Yesterday, the U.S. Centers for Disease Control and Prevention reissued a limited moratorium on evictions. The new order comes just a few days after the federal government’s initial eviction moratorium expired.
Concurrently with the new order, Madison’s common council approved a measure to provide about $16 million in rental aid to county residents.
The CDC’s new moratorium, which is in effect until early October, is only applicable to communities that are experiencing “substantial” or “high” rates of community transmission of the coronavirus.
Last Friday, the CDC bumped Dane County’s transmission rate from “moderate” to “substantial” — meaning that the moratorium locally is back on. But, the moratorium will end if the county drops below a “high” rate of community transmission for at least 14 consecutive days.
Heidi Wegleitner is a Dane County supervisor and attorney with Legal Action of Wisconsin. She says the new rules further complicate a process that was already difficult to navigate.

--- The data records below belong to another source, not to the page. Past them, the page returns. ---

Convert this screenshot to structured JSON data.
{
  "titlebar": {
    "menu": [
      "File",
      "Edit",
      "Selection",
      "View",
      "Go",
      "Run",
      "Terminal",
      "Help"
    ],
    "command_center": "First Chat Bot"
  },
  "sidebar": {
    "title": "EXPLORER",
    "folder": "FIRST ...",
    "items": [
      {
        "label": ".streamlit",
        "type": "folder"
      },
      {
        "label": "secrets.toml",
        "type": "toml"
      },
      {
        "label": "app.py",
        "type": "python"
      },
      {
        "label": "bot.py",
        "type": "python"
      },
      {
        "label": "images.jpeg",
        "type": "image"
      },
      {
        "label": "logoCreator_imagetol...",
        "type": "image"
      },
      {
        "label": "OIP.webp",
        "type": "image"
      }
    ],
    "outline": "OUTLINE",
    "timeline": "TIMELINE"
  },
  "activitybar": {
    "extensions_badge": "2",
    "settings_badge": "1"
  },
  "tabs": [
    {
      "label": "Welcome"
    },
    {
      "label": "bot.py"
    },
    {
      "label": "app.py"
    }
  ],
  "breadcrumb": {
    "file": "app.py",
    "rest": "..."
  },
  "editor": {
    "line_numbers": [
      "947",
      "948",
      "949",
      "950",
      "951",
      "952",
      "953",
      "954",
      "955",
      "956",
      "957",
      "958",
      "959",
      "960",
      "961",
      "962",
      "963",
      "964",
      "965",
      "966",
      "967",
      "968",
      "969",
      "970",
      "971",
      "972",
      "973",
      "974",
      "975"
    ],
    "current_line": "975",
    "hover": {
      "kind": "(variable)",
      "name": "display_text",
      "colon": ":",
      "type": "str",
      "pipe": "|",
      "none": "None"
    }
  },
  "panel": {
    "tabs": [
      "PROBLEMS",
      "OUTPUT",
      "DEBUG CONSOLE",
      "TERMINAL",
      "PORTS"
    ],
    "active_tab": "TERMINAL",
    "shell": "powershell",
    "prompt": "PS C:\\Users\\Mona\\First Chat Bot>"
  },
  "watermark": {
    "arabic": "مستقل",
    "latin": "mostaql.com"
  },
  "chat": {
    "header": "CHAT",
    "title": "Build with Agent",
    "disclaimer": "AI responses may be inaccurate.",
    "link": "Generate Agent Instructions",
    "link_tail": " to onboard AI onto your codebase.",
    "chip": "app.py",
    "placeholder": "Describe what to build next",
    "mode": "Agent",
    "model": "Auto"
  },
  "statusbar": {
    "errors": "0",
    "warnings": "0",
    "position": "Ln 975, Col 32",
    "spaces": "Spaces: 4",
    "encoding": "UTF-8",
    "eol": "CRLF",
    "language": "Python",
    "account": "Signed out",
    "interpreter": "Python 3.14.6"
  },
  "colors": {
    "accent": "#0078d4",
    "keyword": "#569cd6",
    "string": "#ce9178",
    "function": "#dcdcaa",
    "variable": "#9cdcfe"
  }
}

“If our condition improves for 14 consecutive days, and we’re no longer at the “substantial” rate for 14 consecutive days, the order will no longer apply,” Wegleitner says. “However, if there’s a day where we do reach that level again, then the order’s back in effect. It makes a confusing order even more challenging for the public to understand…These levels are constantly being monitored and these maps are constantly being updated in terms of community spread.
To qualify for eviction protection and rental aid, residents will need to complete a number of steps.
Both Dane County and the City of Madison are currently working with the Tenant Resource Center to help residents navigate the process. But, Dane County is set to transfer many of their rental aid operations to local non-profit Urban Triage in the near future.
Wegleitner says that, while that transition is being completed, both agencies are available to help housing insecure residents.
Says Wegleitner: “The order does not cancel rent, you still owe rent and it needs to be paid. But, the good news is that there is a lot of money in the community to help people get caught up on rent. The agency that has that money is the Tenant Resource Center… Urban Triage will also be administering assistance next month, once they get their program up and running. Right now Urban Triage is helping people apply at various locations in the community to help get this assistance.”
Shortly after the CDC re-issued the eviction moratorium, the City of Madison approved an additional $16 million in emergency rental aid for county residents.
The measure was approved by Madison’s common council at its meeting yesterday. This is the second major cash infusion for the program — back in January, the city and county jointly allocated $16.2 million for the rental aid initiative.
Linette Rhodes, Madison’s Community Development Grant supervisor, says that the new round of money will provide continued funding while the city and county move into the next phase of the project.
“Back in January, both the city of Madison and Dane County received a direct allocation from the U.S. Treasury of emergency rental assistance,” Rhodes says. “The city and county then formed the current program — the Dane CORE program — which is operated by the Tenant Resource Center. The state of Wisconsin also provided some funding from the first round of emergency rental assistance. The state got about $332 million of emergency rental assistance, so they are providing the city with another round of assistance — the additional $16 million — so that we can ensure that the Dane CORE program has adequate funding to continue processing applications.”
Speaking with WORT ahead of the council’s vote, Tenant Resource Center Executive Director Robin Sereno said the resolution also allows the Center to provide free legal counsel to undocumented residents facing eviction.
Financial rental relief is available for undocumented Dane County residents — but finding legal aid to navigate the complex process can be a major hurdle for some. Sereno says that other housing aid organizations in Dane County largely aren’t able to provide legal help to undocumented folks.
“For the first time, we’ll have free services for folks regardless of immigration status,” Sereno says. “Largely, anybody who’s undocumented in Dane County, there’s no place for them to go unless they happen to find an attorney who will represent them for free.”
The new rental aid, and the re-issued CDC moratorium, come just a few days after the federal government’s prior eviction moratorium ended. Tenant advocacy groups have expressed concerns that permanently ending the eviction moratorium could instigate a national eviction crisis.
The new, limited CDC eviction moratorium is tentatively set to expire on October third.
For rental and eviction assistance from the Tenant Resource Center, click here: https://core.tenantresourcecenter.org/
For rental and eviction assistance from Urban Triage, click here: https://urbantriage.org/about/FAQs
Photo by Brian Standing for WORT-FM